• [Work to be completed]: Line by line, return everything in the listing exactly.

·····

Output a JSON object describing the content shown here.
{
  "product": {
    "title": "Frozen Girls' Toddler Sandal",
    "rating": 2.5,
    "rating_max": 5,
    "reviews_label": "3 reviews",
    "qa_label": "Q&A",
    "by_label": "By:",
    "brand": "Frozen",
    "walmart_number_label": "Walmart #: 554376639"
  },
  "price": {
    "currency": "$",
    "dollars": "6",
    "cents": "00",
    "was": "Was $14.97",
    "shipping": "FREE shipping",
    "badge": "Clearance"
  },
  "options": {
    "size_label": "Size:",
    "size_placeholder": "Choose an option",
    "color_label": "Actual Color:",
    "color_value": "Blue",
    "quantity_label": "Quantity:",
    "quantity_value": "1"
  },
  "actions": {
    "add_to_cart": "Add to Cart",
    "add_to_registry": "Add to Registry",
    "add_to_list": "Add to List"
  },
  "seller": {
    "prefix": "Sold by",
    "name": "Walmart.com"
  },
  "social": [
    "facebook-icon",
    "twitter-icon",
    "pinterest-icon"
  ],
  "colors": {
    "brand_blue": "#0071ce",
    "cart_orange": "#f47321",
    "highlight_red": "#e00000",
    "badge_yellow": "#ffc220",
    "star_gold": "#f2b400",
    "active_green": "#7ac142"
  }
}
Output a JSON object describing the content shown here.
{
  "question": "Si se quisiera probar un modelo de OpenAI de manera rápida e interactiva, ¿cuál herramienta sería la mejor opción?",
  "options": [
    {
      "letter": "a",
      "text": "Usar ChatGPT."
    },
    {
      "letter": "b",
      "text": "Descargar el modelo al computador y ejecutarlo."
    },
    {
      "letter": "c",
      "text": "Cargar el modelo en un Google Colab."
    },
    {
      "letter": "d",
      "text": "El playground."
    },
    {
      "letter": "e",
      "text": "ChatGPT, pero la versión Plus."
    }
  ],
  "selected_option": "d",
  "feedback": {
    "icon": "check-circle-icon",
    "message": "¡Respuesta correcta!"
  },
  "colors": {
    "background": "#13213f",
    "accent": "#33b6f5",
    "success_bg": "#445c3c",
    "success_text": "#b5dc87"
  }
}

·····

• [Answer below]:
Output a JSON object describing the content shown here.
{
  "product": {
    "title": "Frozen Girls' Toddler Sandal",
    "rating": 2.5,
    "rating_max": 5,
    "reviews_label": "3 reviews",
    "qa_label": "Q&A",
    "by_label": "By:",
    "brand": "Frozen",
    "walmart_number_label": "Walmart #: 554376639"
  },
  "price": {
    "currency": "$",
    "dollars": "6",
    "cents": "00",
    "was": "Was $14.97",
    "shipping": "FREE shipping",
    "badge": "Clearance"
  },
  "options": {
    "size_label": "Size:",
    "size_placeholder": "Choose an option",
    "color_label": "Actual Color:",
    "color_value": "Blue",
    "quantity_label": "Quantity:",
    "quantity_value": "1"
  },
  "actions": {
    "add_to_cart": "Add to Cart",
    "add_to_registry": "Add to Registry",
    "add_to_list": "Add to List"
  },
  "seller": {
    "prefix": "Sold by",
    "name": "Walmart.com"
  },
  "social": [
    "facebook-icon",
    "twitter-icon",
    "pinterest-icon"
  ],
  "colors": {
    "brand_blue": "#0071ce",
    "cart_orange": "#f47321",
    "highlight_red": "#e00000",
    "badge_yellow": "#ffc220",
    "star_gold": "#f2b400",
    "active_green": "#7ac142"
  }
}
Output a JSON object describing the content shown here.
{
  "question": "Si se quisiera probar un modelo de OpenAI de manera rápida e interactiva, ¿cuál herramienta sería la mejor opción?",
  "options": [
    {
      "letter": "a",
      "text": "Usar ChatGPT."
    },
    {
      "letter": "b",
      "text": "Descargar el modelo al computador y ejecutarlo."
    },
    {
      "letter": "c",
      "text": "Cargar el modelo en un Google Colab."
    },
    {
      "letter": "d",
      "text": "El playground."
    },
    {
      "letter": "e",
      "text": "ChatGPT, pero la versión Plus."
    }
  ],
  "selected_option": "d",
  "feedback": {
    "icon": "check-circle-icon",
    "message": "¡Respuesta correcta!"
  },
  "colors": {
    "background": "#13213f",
    "accent": "#33b6f5",
    "success_bg": "#445c3c",
    "success_text": "#b5dc87"
  }
}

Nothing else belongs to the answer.